** YOUR ASSIGNMENT **
Please give an exact printout of the records, without any pictures.

** DATASET RECORDS **
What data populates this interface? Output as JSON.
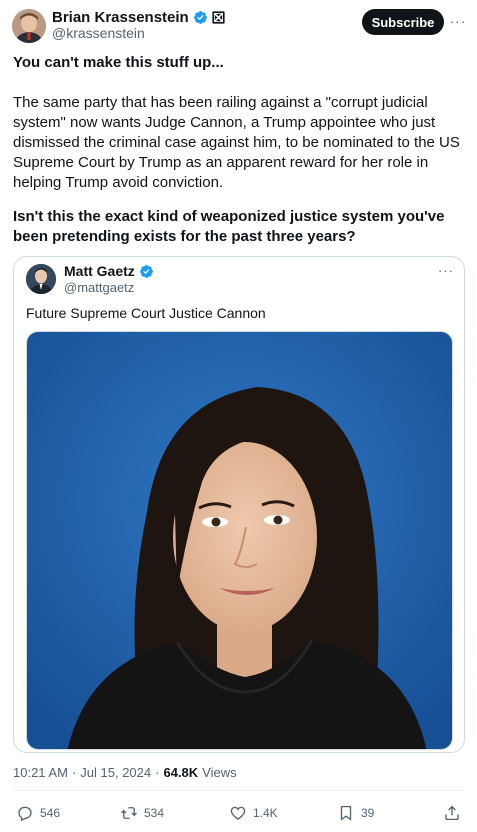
{
  "author": {
    "name": "Brian Krassenstein",
    "handle": "@krassenstein"
  },
  "header": {
    "subscribe_label": "Subscribe",
    "more_label": "···"
  },
  "tweet": {
    "line1": "You can't make this stuff up...",
    "line2": "The same party that has been railing against a \"corrupt judicial system\" now wants Judge Cannon, a Trump appointee who just dismissed the criminal case against him, to be nominated to the US Supreme Court by Trump as an apparent reward for her role in helping Trump avoid conviction.",
    "line3": "Isn't this the exact kind of weaponized justice system you've been pretending exists for the past three years?"
  },
  "quoted": {
    "name": "Matt Gaetz",
    "handle": "@mattgaetz",
    "text": "Future Supreme Court Justice Cannon",
    "more_label": "···"
  },
  "meta": {
    "time": "10:21 AM",
    "separator": "·",
    "date": "Jul 15, 2024",
    "separator2": "·",
    "views_count": "64.8K",
    "views_label": "Views"
  },
  "actions": {
    "replies": "546",
    "retweets": "534",
    "likes": "1.4K",
    "bookmarks": "39"
  },
  "colors": {
    "verified": "#1d9bf0",
    "text": "#0f1419",
    "secondary": "#536471",
    "border": "#cfd9de",
    "photo_background": "#1f5fae"
  }
}
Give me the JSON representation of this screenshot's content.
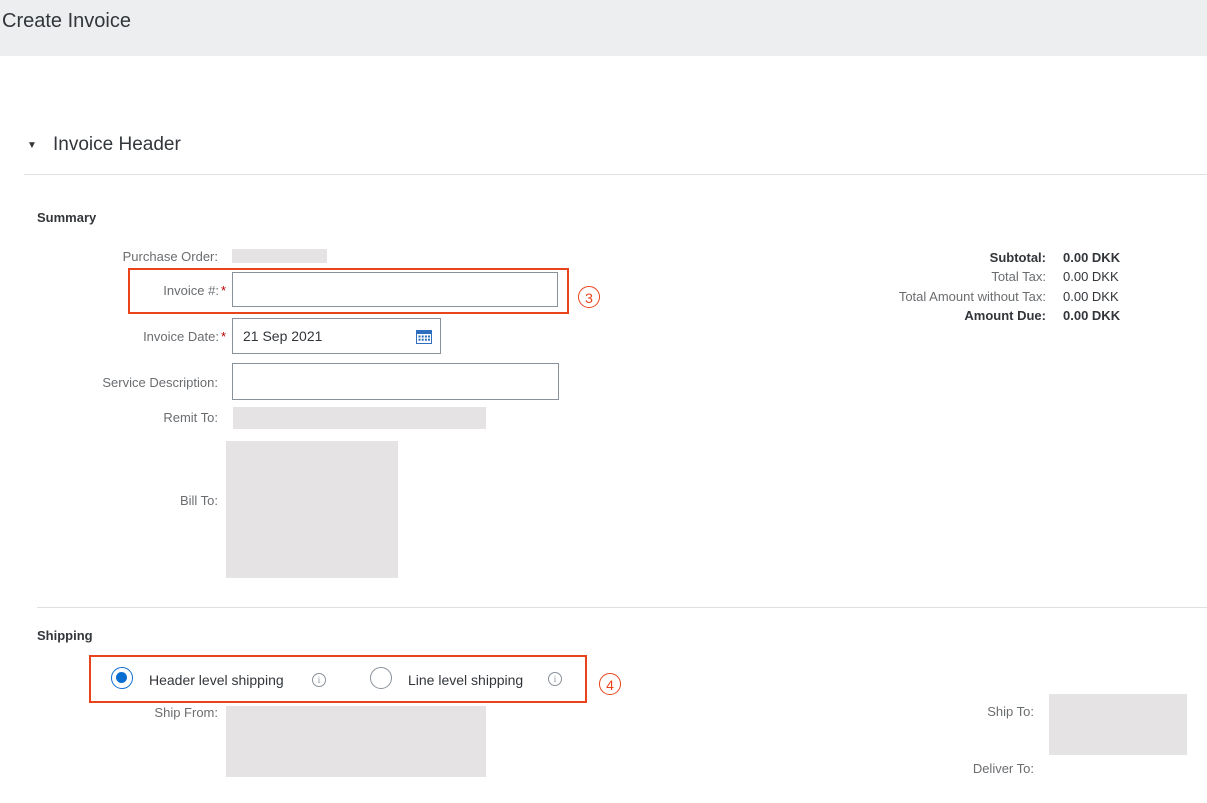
{
  "page": {
    "title": "Create Invoice"
  },
  "section": {
    "title": "Invoice Header",
    "toggle_icon": "▼"
  },
  "summary": {
    "title": "Summary",
    "purchase_order_label": "Purchase Order:",
    "invoice_no_label": "Invoice #:",
    "invoice_no_value": "",
    "invoice_date_label": "Invoice Date:",
    "invoice_date_value": "21 Sep 2021",
    "service_description_label": "Service Description:",
    "service_description_value": "",
    "remit_to_label": "Remit To:",
    "bill_to_label": "Bill To:",
    "required_marker": "*"
  },
  "totals": {
    "subtotal_label": "Subtotal:",
    "subtotal_value": "0.00 DKK",
    "total_tax_label": "Total Tax:",
    "total_tax_value": "0.00 DKK",
    "total_without_tax_label": "Total Amount without Tax:",
    "total_without_tax_value": "0.00 DKK",
    "amount_due_label": "Amount Due:",
    "amount_due_value": "0.00 DKK"
  },
  "shipping": {
    "title": "Shipping",
    "options": [
      {
        "label": "Header level shipping",
        "selected": true
      },
      {
        "label": "Line level shipping",
        "selected": false
      }
    ],
    "ship_from_label": "Ship From:",
    "ship_to_label": "Ship To:",
    "deliver_to_label": "Deliver To:",
    "info_glyph": "i"
  },
  "annotations": {
    "step3": "3",
    "step4": "4",
    "color": "#e8431a"
  },
  "colors": {
    "accent": "#0a6ed1",
    "required": "#bb0000",
    "redacted": "#e5e3e3"
  }
}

** ANSWER **
What data populates this interface? Output as JSON.
{
  "author": {
    "name": "Brian Krassenstein",
    "handle": "@krassenstein"
  },
  "header": {
    "subscribe_label": "Subscribe",
    "more_label": "···"
  },
  "tweet": {
    "line1": "You can't make this stuff up...",
    "line2": "The same party that has been railing against a \"corrupt judicial system\" now wants Judge Cannon, a Trump appointee who just dismissed the criminal case against him, to be nominated to the US Supreme Court by Trump as an apparent reward for her role in helping Trump avoid conviction.",
    "line3": "Isn't this the exact kind of weaponized justice system you've been pretending exists for the past three years?"
  },
  "quoted": {
    "name": "Matt Gaetz",
    "handle": "@mattgaetz",
    "text": "Future Supreme Court Justice Cannon",
    "more_label": "···"
  },
  "meta": {
    "time": "10:21 AM",
    "separator": "·",
    "date": "Jul 15, 2024",
    "separator2": "·",
    "views_count": "64.8K",
    "views_label": "Views"
  },
  "actions": {
    "replies": "546",
    "retweets": "534",
    "likes": "1.4K",
    "bookmarks": "39"
  },
  "colors": {
    "verified": "#1d9bf0",
    "text": "#0f1419",
    "secondary": "#536471",
    "border": "#cfd9de",
    "photo_background": "#1f5fae"
  }
}
Give me the JSON representation of this screenshot's content.
{
  "page": {
    "title": "Create Invoice"
  },
  "section": {
    "title": "Invoice Header",
    "toggle_icon": "▼"
  },
  "summary": {
    "title": "Summary",
    "purchase_order_label": "Purchase Order:",
    "invoice_no_label": "Invoice #:",
    "invoice_no_value": "",
    "invoice_date_label": "Invoice Date:",
    "invoice_date_value": "21 Sep 2021",
    "service_description_label": "Service Description:",
    "service_description_value": "",
    "remit_to_label": "Remit To:",
    "bill_to_label": "Bill To:",
    "required_marker": "*"
  },
  "totals": {
    "subtotal_label": "Subtotal:",
    "subtotal_value": "0.00 DKK",
    "total_tax_label": "Total Tax:",
    "total_tax_value": "0.00 DKK",
    "total_without_tax_label": "Total Amount without Tax:",
    "total_without_tax_value": "0.00 DKK",
    "amount_due_label": "Amount Due:",
    "amount_due_value": "0.00 DKK"
  },
  "shipping": {
    "title": "Shipping",
    "options": [
      {
        "label": "Header level shipping",
        "selected": true
      },
      {
        "label": "Line level shipping",
        "selected": false
      }
    ],
    "ship_from_label": "Ship From:",
    "ship_to_label": "Ship To:",
    "deliver_to_label": "Deliver To:",
    "info_glyph": "i"
  },
  "annotations": {
    "step3": "3",
    "step4": "4",
    "color": "#e8431a"
  },
  "colors": {
    "accent": "#0a6ed1",
    "required": "#bb0000",
    "redacted": "#e5e3e3"
  }
}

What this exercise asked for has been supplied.